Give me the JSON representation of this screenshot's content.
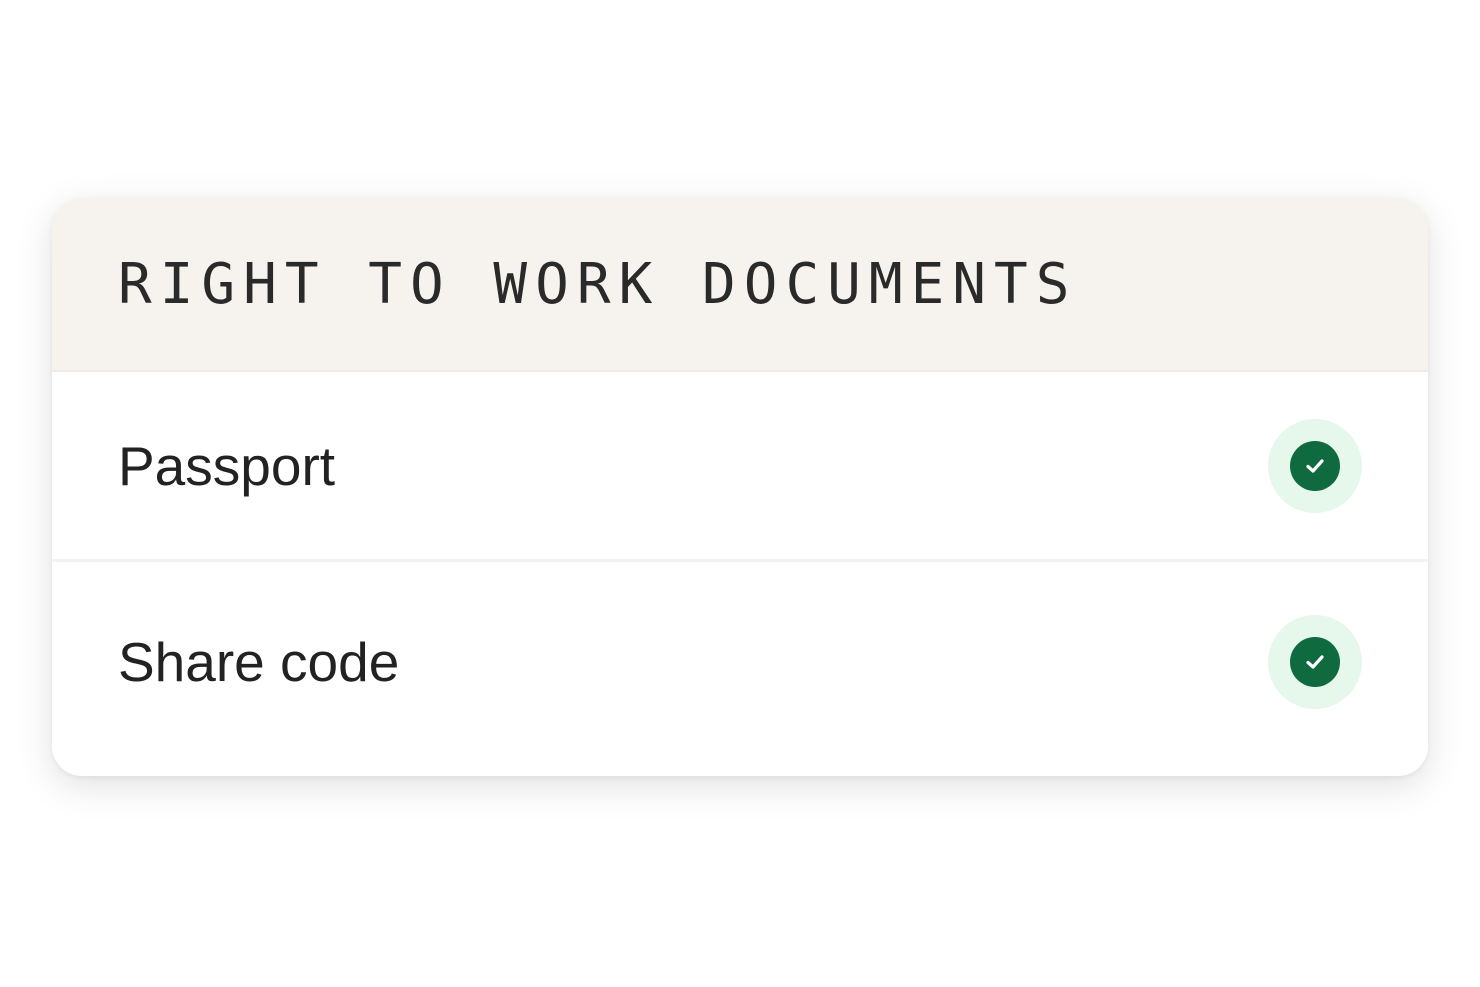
{
  "card": {
    "title": "RIGHT TO WORK DOCUMENTS",
    "items": [
      {
        "label": "Passport",
        "status": "check-icon"
      },
      {
        "label": "Share code",
        "status": "check-icon"
      }
    ]
  },
  "colors": {
    "status_ring": "#e6f7ec",
    "status_fill": "#0f6b3f",
    "header_bg": "#f6f3ef"
  }
}
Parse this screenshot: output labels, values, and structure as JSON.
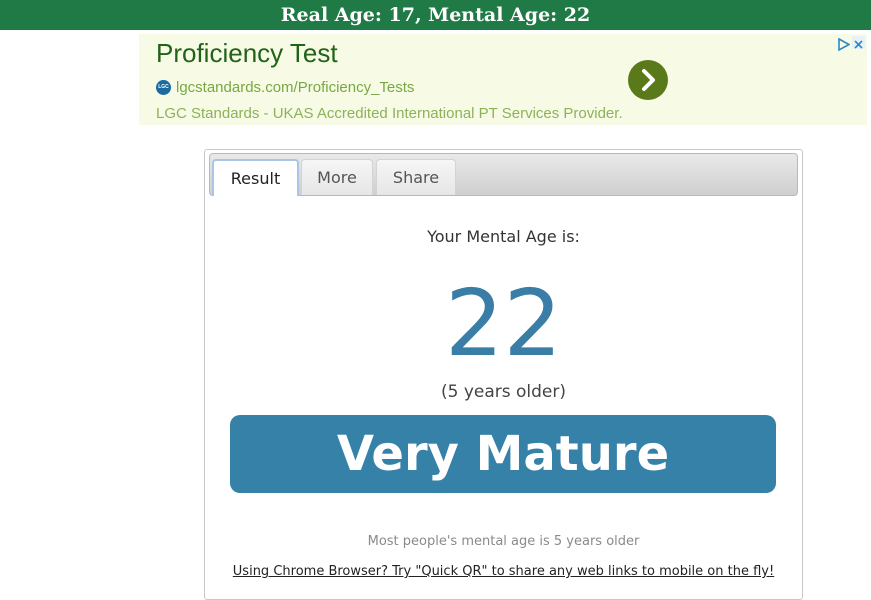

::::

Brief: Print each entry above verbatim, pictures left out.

Answer box:
Give me the JSON representation of this screenshot's content.
{
  "card": {
    "title": "RIGHT TO WORK DOCUMENTS",
    "items": [
      {
        "label": "Passport",
        "status": "check-icon"
      },
      {
        "label": "Share code",
        "status": "check-icon"
      }
    ]
  },
  "colors": {
    "status_ring": "#e6f7ec",
    "status_fill": "#0f6b3f",
    "header_bg": "#f6f3ef"
  }
}
Parse this screenshot: output labels, values, and structure as JSON.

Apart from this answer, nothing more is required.